Task:
Print out each entry below in full, exactly as given, excluding pictures.

--- Task data Enclosed Below ---

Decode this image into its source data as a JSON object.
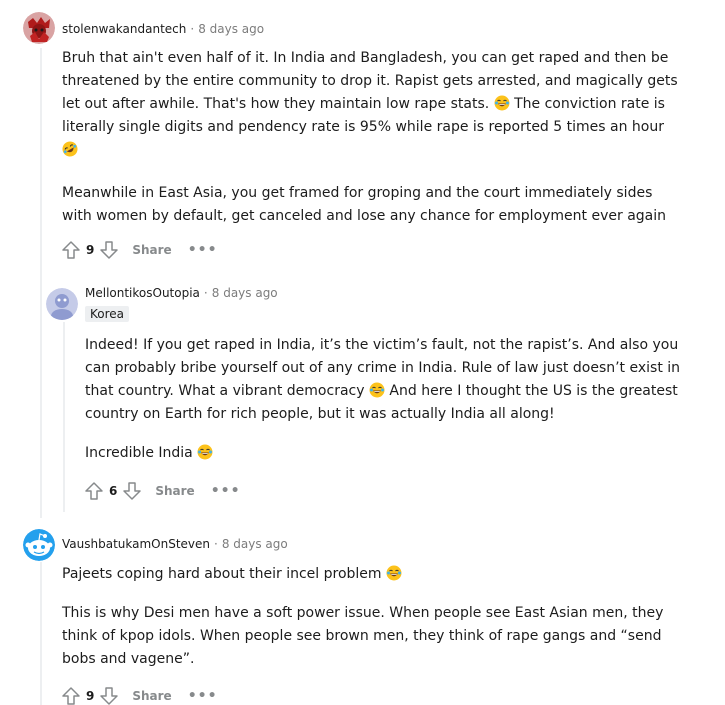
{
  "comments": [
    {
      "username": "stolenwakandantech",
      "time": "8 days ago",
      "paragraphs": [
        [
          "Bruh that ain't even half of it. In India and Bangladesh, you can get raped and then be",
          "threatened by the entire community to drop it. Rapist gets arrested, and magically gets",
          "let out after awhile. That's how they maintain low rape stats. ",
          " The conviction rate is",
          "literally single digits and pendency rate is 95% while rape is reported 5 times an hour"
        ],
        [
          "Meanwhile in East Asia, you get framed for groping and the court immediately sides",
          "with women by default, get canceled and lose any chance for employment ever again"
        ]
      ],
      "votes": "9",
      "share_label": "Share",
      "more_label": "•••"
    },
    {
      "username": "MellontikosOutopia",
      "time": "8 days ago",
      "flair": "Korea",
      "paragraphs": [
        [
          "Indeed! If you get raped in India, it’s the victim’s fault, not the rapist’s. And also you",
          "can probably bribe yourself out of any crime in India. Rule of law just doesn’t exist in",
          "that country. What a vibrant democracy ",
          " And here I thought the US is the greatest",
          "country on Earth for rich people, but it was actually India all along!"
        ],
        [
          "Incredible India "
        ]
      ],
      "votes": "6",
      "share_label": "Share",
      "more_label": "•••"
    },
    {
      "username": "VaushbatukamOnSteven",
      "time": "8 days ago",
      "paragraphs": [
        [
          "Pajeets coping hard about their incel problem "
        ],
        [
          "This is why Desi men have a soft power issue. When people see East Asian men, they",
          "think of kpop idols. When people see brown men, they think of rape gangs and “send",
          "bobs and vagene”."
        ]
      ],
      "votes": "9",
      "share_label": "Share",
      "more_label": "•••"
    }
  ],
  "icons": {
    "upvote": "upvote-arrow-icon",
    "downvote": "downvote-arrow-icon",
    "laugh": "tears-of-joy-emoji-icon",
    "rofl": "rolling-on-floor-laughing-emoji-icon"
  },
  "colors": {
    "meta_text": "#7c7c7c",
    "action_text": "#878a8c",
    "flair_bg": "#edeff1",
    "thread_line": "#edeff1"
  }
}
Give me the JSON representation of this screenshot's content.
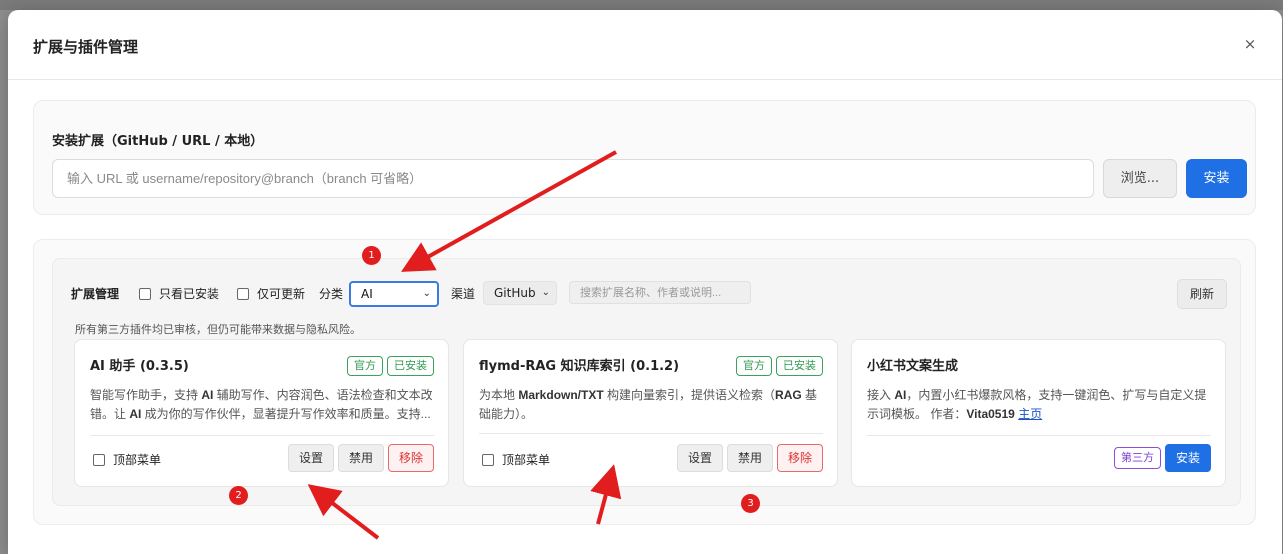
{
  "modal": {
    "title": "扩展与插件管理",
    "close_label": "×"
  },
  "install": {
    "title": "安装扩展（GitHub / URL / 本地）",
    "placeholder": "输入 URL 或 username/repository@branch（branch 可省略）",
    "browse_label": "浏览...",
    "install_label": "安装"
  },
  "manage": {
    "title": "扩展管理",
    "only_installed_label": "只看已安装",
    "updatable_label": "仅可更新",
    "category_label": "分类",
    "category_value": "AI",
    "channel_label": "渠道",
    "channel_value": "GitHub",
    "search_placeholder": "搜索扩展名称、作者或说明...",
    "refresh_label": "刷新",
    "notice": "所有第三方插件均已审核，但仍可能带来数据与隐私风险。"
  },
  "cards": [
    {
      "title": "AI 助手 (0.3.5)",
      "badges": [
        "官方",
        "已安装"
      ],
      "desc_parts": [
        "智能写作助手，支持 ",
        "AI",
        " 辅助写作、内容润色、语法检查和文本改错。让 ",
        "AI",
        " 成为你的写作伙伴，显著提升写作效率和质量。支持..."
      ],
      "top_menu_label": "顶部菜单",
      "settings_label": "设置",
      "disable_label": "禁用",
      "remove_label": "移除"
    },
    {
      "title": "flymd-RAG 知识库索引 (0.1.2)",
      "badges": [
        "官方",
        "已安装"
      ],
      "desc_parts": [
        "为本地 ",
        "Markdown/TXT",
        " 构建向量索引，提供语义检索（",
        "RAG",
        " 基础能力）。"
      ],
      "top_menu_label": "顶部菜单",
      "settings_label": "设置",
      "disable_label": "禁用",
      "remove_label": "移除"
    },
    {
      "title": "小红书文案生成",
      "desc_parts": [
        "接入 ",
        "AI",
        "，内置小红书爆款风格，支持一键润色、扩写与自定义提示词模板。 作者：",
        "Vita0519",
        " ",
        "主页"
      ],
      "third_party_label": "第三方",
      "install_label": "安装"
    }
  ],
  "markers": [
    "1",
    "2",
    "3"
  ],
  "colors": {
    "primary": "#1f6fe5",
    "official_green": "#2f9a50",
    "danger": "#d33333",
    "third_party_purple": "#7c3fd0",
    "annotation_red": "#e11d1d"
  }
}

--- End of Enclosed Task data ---

Solution to the problem:
Decode this image into its source data as a JSON object.
{
  "comments": [
    {
      "username": "stolenwakandantech",
      "time": "8 days ago",
      "paragraphs": [
        [
          "Bruh that ain't even half of it. In India and Bangladesh, you can get raped and then be",
          "threatened by the entire community to drop it. Rapist gets arrested, and magically gets",
          "let out after awhile. That's how they maintain low rape stats. ",
          " The conviction rate is",
          "literally single digits and pendency rate is 95% while rape is reported 5 times an hour"
        ],
        [
          "Meanwhile in East Asia, you get framed for groping and the court immediately sides",
          "with women by default, get canceled and lose any chance for employment ever again"
        ]
      ],
      "votes": "9",
      "share_label": "Share",
      "more_label": "•••"
    },
    {
      "username": "MellontikosOutopia",
      "time": "8 days ago",
      "flair": "Korea",
      "paragraphs": [
        [
          "Indeed! If you get raped in India, it’s the victim’s fault, not the rapist’s. And also you",
          "can probably bribe yourself out of any crime in India. Rule of law just doesn’t exist in",
          "that country. What a vibrant democracy ",
          " And here I thought the US is the greatest",
          "country on Earth for rich people, but it was actually India all along!"
        ],
        [
          "Incredible India "
        ]
      ],
      "votes": "6",
      "share_label": "Share",
      "more_label": "•••"
    },
    {
      "username": "VaushbatukamOnSteven",
      "time": "8 days ago",
      "paragraphs": [
        [
          "Pajeets coping hard about their incel problem "
        ],
        [
          "This is why Desi men have a soft power issue. When people see East Asian men, they",
          "think of kpop idols. When people see brown men, they think of rape gangs and “send",
          "bobs and vagene”."
        ]
      ],
      "votes": "9",
      "share_label": "Share",
      "more_label": "•••"
    }
  ],
  "icons": {
    "upvote": "upvote-arrow-icon",
    "downvote": "downvote-arrow-icon",
    "laugh": "tears-of-joy-emoji-icon",
    "rofl": "rolling-on-floor-laughing-emoji-icon"
  },
  "colors": {
    "meta_text": "#7c7c7c",
    "action_text": "#878a8c",
    "flair_bg": "#edeff1",
    "thread_line": "#edeff1"
  }
}
Give me the JSON representation of this screenshot's content.
{
  "modal": {
    "title": "扩展与插件管理",
    "close_label": "×"
  },
  "install": {
    "title": "安装扩展（GitHub / URL / 本地）",
    "placeholder": "输入 URL 或 username/repository@branch（branch 可省略）",
    "browse_label": "浏览...",
    "install_label": "安装"
  },
  "manage": {
    "title": "扩展管理",
    "only_installed_label": "只看已安装",
    "updatable_label": "仅可更新",
    "category_label": "分类",
    "category_value": "AI",
    "channel_label": "渠道",
    "channel_value": "GitHub",
    "search_placeholder": "搜索扩展名称、作者或说明...",
    "refresh_label": "刷新",
    "notice": "所有第三方插件均已审核，但仍可能带来数据与隐私风险。"
  },
  "cards": [
    {
      "title": "AI 助手 (0.3.5)",
      "badges": [
        "官方",
        "已安装"
      ],
      "desc_parts": [
        "智能写作助手，支持 ",
        "AI",
        " 辅助写作、内容润色、语法检查和文本改错。让 ",
        "AI",
        " 成为你的写作伙伴，显著提升写作效率和质量。支持..."
      ],
      "top_menu_label": "顶部菜单",
      "settings_label": "设置",
      "disable_label": "禁用",
      "remove_label": "移除"
    },
    {
      "title": "flymd-RAG 知识库索引 (0.1.2)",
      "badges": [
        "官方",
        "已安装"
      ],
      "desc_parts": [
        "为本地 ",
        "Markdown/TXT",
        " 构建向量索引，提供语义检索（",
        "RAG",
        " 基础能力）。"
      ],
      "top_menu_label": "顶部菜单",
      "settings_label": "设置",
      "disable_label": "禁用",
      "remove_label": "移除"
    },
    {
      "title": "小红书文案生成",
      "desc_parts": [
        "接入 ",
        "AI",
        "，内置小红书爆款风格，支持一键润色、扩写与自定义提示词模板。 作者：",
        "Vita0519",
        " ",
        "主页"
      ],
      "third_party_label": "第三方",
      "install_label": "安装"
    }
  ],
  "markers": [
    "1",
    "2",
    "3"
  ],
  "colors": {
    "primary": "#1f6fe5",
    "official_green": "#2f9a50",
    "danger": "#d33333",
    "third_party_purple": "#7c3fd0",
    "annotation_red": "#e11d1d"
  }
}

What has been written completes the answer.